Nonprofit Tax Tips
With the 2016 elections on the near horizon, nonprofit tax breaks continue to be a hot-button issue in the House and Congress. Whether it is the charitable tax deduction for donors or tax breaks offered to registered nonprofit organizations, legislation keeps popping up on the table to reduce, eliminate or in some cases enhance charitable tax deductions.
It's an issue that does not seem to be going away anytime soon, even if legislation has not quite changed the landscape in those regards just yet.
Even without the debate, there are many things nonprofits must take into consideration when it comes to filing their taxes … as well as providing donors with the proper documentation to record their own charitable tax deductions.
That's why NonProfit PRO spoke with two expert nonprofit tax attorneys to provide their tips on the tax issue for nonprofit organizations. Here are the insights — from the basics to the changing landscape — shared by Cliff Perlman, partner at the law firm Perlman & Perlman, and attorney Marc J. Lane.
The most obvious yet critical step in nonprofit tax compliance is making sure your organization is a registered nonprofit with the IRS. That means keeping your 990 up to date. It's the only way to ensure your nonprofit meets the tax-exempt qualifications, something that has caused many organizations problems over the years.
Once you know your organization is registered, there are a few more basics Perlman says every nonprofit should take note of to ensure no tax hassles:
- Make sure you pay tax on unrelated income tax.
- Be careful when receiving money from a for-profit company — how the gift is acknowledged by the charity can affect whether it's a donation to the charity or unrelated income, which requires the charity to pay tax on the funds received.
- Acknowledge receipt of money. The law is that any donation of $250 or more must be acknowledged.
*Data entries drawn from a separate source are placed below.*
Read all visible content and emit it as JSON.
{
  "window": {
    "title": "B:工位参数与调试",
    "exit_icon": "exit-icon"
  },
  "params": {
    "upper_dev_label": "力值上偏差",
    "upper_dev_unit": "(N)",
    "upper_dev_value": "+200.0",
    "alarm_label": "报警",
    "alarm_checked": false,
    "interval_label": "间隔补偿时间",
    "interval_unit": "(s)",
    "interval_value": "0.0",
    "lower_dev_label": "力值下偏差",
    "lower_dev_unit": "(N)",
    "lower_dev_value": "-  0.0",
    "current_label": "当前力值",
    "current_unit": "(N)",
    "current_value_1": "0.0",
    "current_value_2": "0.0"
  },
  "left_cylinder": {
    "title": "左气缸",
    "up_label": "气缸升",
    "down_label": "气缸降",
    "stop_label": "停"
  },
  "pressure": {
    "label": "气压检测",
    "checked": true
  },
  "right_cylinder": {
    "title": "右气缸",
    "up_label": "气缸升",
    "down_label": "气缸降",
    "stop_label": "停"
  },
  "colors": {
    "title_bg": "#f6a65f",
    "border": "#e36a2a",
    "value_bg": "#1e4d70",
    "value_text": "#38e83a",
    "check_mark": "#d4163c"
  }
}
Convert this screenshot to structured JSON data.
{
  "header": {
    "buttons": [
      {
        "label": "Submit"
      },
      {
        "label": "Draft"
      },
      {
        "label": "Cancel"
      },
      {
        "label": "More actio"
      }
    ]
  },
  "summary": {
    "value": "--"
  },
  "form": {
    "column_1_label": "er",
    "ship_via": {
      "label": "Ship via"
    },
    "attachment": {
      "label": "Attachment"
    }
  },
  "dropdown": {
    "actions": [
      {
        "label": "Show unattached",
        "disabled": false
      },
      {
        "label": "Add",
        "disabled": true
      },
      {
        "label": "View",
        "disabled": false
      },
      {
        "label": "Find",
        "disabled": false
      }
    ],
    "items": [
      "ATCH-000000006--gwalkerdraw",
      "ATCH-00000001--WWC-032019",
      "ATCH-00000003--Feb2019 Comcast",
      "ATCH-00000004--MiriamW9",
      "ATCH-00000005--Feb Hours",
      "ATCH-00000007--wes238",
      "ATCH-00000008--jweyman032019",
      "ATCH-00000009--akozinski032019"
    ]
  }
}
It's never a bad idea to acknowledge every gift, but it's absolutely necessary for those over $250. Perlman suggests investing in software to track and automatically receipt donors, and make sure your organization is careful and understands both the software and the law.
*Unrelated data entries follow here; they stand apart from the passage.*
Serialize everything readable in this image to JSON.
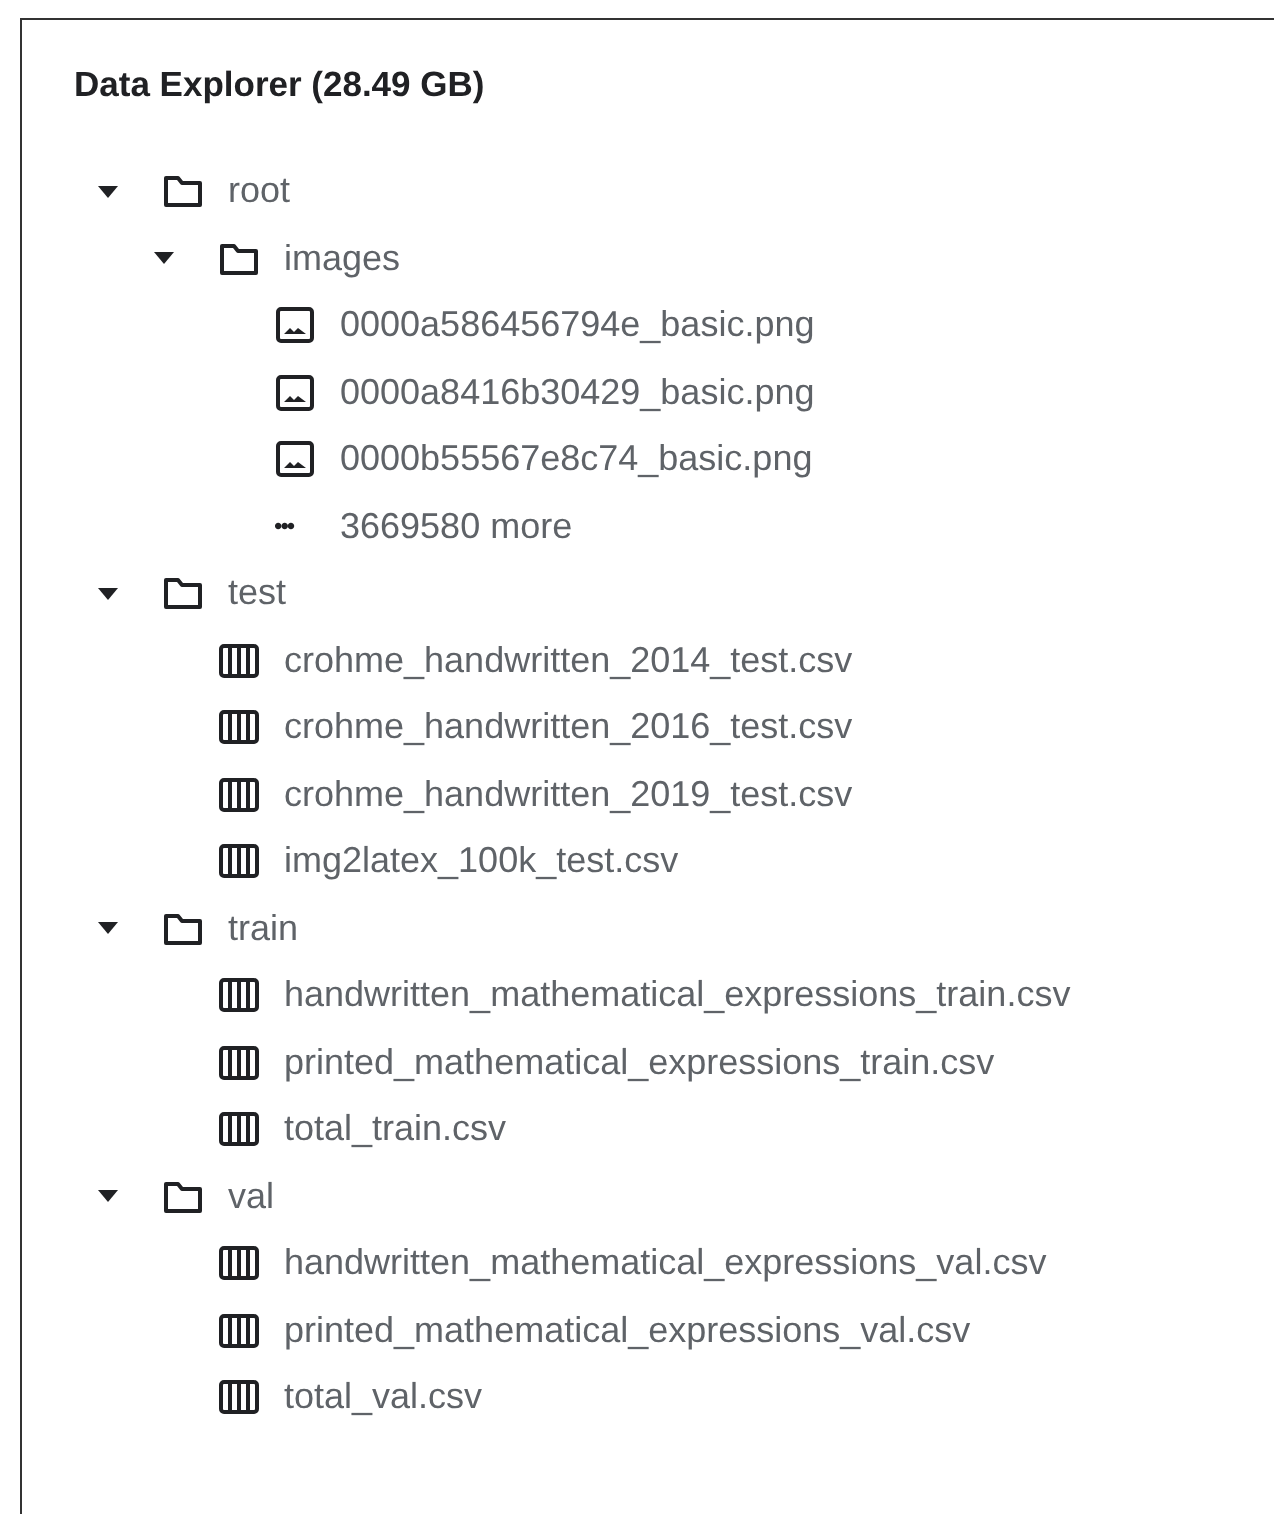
{
  "panel": {
    "title": "Data Explorer (28.49 GB)"
  },
  "tree": [
    {
      "kind": "folder",
      "name": "root",
      "expanded": true,
      "children": [
        {
          "kind": "folder",
          "name": "images",
          "expanded": true,
          "children": [
            {
              "kind": "image",
              "name": "0000a586456794e_basic.png"
            },
            {
              "kind": "image",
              "name": "0000a8416b30429_basic.png"
            },
            {
              "kind": "image",
              "name": "0000b55567e8c74_basic.png"
            },
            {
              "kind": "more",
              "icon": "•••",
              "name": "3669580 more"
            }
          ]
        }
      ]
    },
    {
      "kind": "folder",
      "name": "test",
      "expanded": true,
      "children": [
        {
          "kind": "table",
          "name": "crohme_handwritten_2014_test.csv"
        },
        {
          "kind": "table",
          "name": "crohme_handwritten_2016_test.csv"
        },
        {
          "kind": "table",
          "name": "crohme_handwritten_2019_test.csv"
        },
        {
          "kind": "table",
          "name": "img2latex_100k_test.csv"
        }
      ]
    },
    {
      "kind": "folder",
      "name": "train",
      "expanded": true,
      "children": [
        {
          "kind": "table",
          "name": "handwritten_mathematical_expressions_train.csv"
        },
        {
          "kind": "table",
          "name": "printed_mathematical_expressions_train.csv"
        },
        {
          "kind": "table",
          "name": "total_train.csv"
        }
      ]
    },
    {
      "kind": "folder",
      "name": "val",
      "expanded": true,
      "children": [
        {
          "kind": "table",
          "name": "handwritten_mathematical_expressions_val.csv"
        },
        {
          "kind": "table",
          "name": "printed_mathematical_expressions_val.csv"
        },
        {
          "kind": "table",
          "name": "total_val.csv"
        }
      ]
    }
  ]
}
Another area Perlman says nonprofits must be careful is with cause-marketing campaigns. For instance, if a business makes a statement to the consumer that for each purchase of the company's hamburger that 10 cents will be donated by the business to a charity, the company is a commercial co-venturer required to register in a few states. If the company makes a statement that the purchaser is making a donation by buying a hamburger, the company may be considered to be a professional solicitor, a designation which will trigger additional compliance requirements.